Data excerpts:

=== Section Start ===

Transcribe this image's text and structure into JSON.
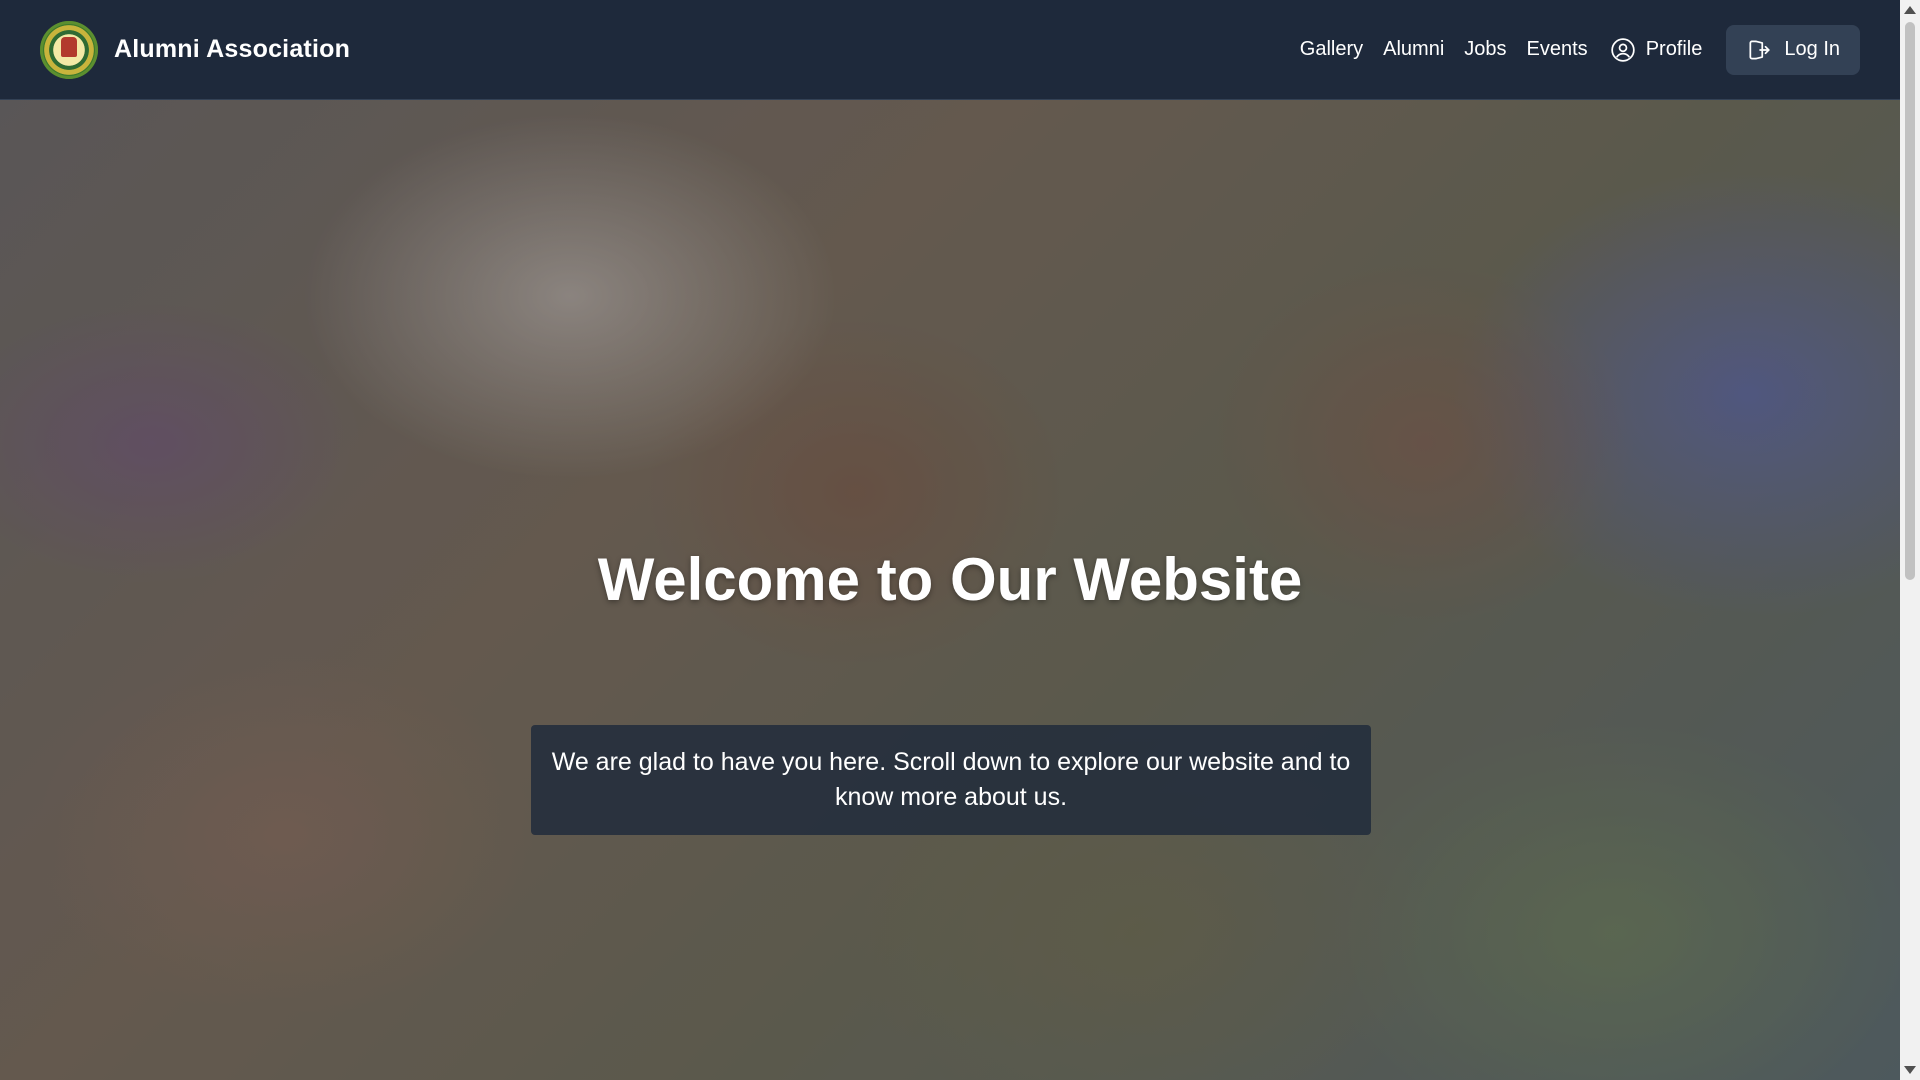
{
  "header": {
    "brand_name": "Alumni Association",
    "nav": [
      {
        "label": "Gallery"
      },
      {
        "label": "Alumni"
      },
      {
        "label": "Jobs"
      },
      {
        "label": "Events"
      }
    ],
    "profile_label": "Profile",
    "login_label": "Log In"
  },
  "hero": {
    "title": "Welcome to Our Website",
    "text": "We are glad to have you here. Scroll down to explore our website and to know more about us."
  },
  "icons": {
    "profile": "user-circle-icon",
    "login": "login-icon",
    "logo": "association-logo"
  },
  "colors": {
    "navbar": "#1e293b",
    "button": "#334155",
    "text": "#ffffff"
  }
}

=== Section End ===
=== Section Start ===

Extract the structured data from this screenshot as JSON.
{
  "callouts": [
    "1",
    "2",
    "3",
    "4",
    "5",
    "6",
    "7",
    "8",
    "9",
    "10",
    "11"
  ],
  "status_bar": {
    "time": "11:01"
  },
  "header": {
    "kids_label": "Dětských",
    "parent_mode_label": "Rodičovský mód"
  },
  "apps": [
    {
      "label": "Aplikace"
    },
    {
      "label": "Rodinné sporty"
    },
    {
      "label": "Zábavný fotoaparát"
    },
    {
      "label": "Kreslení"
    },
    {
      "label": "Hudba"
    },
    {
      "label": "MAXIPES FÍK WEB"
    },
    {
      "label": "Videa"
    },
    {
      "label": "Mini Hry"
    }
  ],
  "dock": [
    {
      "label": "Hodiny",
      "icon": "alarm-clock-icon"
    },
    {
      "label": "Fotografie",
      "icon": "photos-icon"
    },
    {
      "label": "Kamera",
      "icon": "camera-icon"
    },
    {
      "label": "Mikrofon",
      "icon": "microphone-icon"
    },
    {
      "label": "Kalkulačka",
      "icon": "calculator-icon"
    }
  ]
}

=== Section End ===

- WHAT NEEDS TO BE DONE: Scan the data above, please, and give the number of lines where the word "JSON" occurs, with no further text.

- RESULT FOR THIS TASK: 2